Home singapore Explainer: Why are Android devices prone to malware and how can users guard against it?

Explainer: Why are Android devices prone to malware and how can users guard against it?

Explainer: Why are Android devices prone to malware and how can users guard against it?
The police said that they have received a growing number of reports of malware being used to compromise Android mobile devicesCybersecurity experts said that the “openness” of Android’s design means less restrictions for users and their devicesThis could, however, expose them to more risksAndroid and Google have security measures in place but users must play their part to guard themselves as well, experts said

By Deborah Lau Published September 11, 2023 Updated September 12, 2023 Bookmark Bookmark Share WhatsApp Telegram Facebook Twitter Email LinkedIn

SINGAPORE — Among the recent spate of online scams involving huge losses, many seem to stem from the installation of malware through third-party applications meant for Android mobile devices.

In a media release issued over the weekend, the police said that they have received an increasing number of reports since January this year of “malware being used to compromise Android mobile devices”.

The recent types of such scams include:

The purported sale of mooncakes through social media platforms in August, where users were led to malicious links when making payment for their “purchases”Messages from purported female subjects on TikTok and dating apps, requesting that users click on a malicious link to continue the engagementThe circulation of a fake GST Voucher app, asking users to integrate the app with their bank accounts

In these scams, victims were often led to click on malicious online links.

Scammers may present such links to users through false advertisements on social media platforms, payment processes for online purchases, or in phone text messages, for example.

Through the links, victims are led either to phishing sites to give away personal data or to download harmful Android Package Kit (APK) files, used to distribute and install apps on Android mobile phones.

After downloading and installing the APK file, which includes granting accessibility and permissions to the third-party app, scammers would be able to access the victim’s device remotely.

This could allow them to steal victims’ passwords, while malware with keylogging capabilities means that scammers could retrieve the victims’ banking credentials.

Responding to TODAY’s query, the Cyber Security Agency of Singapore said that it was aware of an “uptick of online scams targeting Android users”.

“Android’s open nature allows for greater flexibility and customisation for developers and users, and they are the top mobile operating system globally, taking up about 70 per cent of the market share.

“With more users, the probability that Android phones will be targeted will be higher.” 

That said, the agency added that cyber criminals are “opportunistic and will spread their net wide”. It said that it had also seen Apple’s iOS devices being targeted, with “two recent zero-day vulnerabilities, which were used to install spyware on a range of Apple products such as Macs, iPhones and iPads”.

TODAY spoke with Google and cybersecurity experts to understand why Android devices might be more susceptible to such scams, and what can be done to better protect Android users.


An APK file is an application created for Android’s operating system.
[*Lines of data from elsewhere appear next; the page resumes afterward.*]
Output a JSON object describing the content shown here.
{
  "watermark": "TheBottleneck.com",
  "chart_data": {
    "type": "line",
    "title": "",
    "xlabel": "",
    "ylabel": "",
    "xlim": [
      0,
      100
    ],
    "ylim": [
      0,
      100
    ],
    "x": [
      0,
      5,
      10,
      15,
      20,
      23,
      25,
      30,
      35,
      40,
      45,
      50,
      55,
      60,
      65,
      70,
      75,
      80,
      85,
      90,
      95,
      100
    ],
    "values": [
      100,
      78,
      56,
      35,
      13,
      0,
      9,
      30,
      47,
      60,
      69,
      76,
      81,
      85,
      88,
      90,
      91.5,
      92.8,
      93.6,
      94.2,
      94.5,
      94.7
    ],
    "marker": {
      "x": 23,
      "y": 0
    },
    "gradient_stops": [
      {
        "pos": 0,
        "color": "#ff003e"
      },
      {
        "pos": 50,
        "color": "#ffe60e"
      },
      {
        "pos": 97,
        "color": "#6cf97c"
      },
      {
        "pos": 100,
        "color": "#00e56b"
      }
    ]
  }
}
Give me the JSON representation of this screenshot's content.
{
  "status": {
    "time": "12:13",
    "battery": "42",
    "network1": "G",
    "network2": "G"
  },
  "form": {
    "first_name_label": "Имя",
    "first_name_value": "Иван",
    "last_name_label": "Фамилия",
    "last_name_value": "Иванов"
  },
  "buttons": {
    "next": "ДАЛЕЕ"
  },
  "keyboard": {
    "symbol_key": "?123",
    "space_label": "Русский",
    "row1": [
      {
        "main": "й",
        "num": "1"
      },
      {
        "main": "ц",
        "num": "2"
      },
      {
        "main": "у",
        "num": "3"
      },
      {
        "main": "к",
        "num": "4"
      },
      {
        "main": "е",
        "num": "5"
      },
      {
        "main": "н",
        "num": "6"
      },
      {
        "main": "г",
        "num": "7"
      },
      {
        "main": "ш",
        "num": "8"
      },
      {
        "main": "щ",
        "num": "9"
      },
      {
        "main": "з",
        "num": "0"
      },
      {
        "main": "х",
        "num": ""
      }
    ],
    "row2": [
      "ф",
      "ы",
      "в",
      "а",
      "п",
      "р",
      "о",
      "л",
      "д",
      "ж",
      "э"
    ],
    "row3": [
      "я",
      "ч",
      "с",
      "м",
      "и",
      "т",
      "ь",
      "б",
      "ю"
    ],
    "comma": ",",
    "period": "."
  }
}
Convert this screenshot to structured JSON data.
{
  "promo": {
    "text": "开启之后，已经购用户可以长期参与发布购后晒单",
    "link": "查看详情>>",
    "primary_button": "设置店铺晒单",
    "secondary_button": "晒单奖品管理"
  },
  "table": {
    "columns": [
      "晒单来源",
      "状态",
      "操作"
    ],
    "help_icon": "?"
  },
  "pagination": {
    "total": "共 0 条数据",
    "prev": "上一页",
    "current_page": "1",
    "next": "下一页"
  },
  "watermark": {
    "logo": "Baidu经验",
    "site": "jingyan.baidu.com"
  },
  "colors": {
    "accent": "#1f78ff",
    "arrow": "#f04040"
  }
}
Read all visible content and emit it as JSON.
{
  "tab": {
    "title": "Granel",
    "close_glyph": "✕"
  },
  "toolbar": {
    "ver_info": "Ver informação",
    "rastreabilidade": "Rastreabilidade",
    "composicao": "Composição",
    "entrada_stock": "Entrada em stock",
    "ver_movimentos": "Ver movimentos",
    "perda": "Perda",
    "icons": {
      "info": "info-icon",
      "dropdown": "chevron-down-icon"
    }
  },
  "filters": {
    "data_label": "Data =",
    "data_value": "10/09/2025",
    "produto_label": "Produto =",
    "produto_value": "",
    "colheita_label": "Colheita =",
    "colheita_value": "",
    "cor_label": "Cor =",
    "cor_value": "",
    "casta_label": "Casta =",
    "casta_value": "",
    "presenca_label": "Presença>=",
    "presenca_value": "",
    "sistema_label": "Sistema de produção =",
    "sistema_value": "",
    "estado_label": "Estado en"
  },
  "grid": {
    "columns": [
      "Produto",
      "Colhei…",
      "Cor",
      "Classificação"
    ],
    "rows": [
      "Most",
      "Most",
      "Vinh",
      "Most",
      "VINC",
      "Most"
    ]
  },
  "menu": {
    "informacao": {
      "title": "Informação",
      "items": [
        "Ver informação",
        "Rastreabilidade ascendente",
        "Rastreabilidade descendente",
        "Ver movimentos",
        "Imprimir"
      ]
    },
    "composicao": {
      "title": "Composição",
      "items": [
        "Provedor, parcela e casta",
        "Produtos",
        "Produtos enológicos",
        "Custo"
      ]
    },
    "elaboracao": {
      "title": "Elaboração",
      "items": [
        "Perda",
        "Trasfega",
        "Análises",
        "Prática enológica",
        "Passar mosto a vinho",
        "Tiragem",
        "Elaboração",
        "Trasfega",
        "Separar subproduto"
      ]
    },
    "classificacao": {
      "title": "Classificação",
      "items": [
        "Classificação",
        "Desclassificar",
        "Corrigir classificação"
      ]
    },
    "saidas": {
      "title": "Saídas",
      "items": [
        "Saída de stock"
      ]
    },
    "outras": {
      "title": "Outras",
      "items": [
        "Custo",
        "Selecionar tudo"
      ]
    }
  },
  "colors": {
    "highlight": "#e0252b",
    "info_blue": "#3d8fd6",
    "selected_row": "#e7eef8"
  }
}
It is a file format used to distribute and install apps on Android mobile phones.

Using an APK file to download a third-party app to an Android device is commonly known as “sideloading”.

In April this year, the police and CSA issued a joint advisory against downloading apps from third-party or dubious sites.

Doing so may lead to the installation of malware in the device, which in turn may result in confidential and sensitive data such as banking credentials being stolen.


Mr Aman Dayal, head of regional trust and safety operations for Google Play Asia Pacific, said that Android was built as an “open-source mobile operating system”.

An open-source software refers to software with a source code that anyone can publicly access, inspect, modify and enhance.

“For closed platforms, ‘security’ sometimes means taking choices away from users and restricting what they can do with their devices.

“Our approach is different. We have developed layers of security to help protect users from potentially harmful apps, plus other risks like network exploitation and phishing, while also allowing users to take advantage of the benefits of openness,” he added.

Mr Siau of CSCIS said that users may also turn to security apps and software that perform basic, preventive checks to guard their devices.

A potentially harmful app may be almost impossible to spot because its malware is hidden, but users may take precautions to spot a fake app by checking against the app provider’s official website, and looking out for platform reviews or pictures, wordings and online links that may be out of the norm.

“If you look at flexibility and security, it is a tension on both sides of the spectrum,” Mr Yeo said.

“If you allow for more flexibility, it will be less secure; and vice versa.

“Both Android and iOS platforms are striving to provide a safe environment for users to enjoy their mobile devices, but we have to play our part and be careful.”

TODAY has reached out to the police for more details on the scams related to Android devices and the losses so far.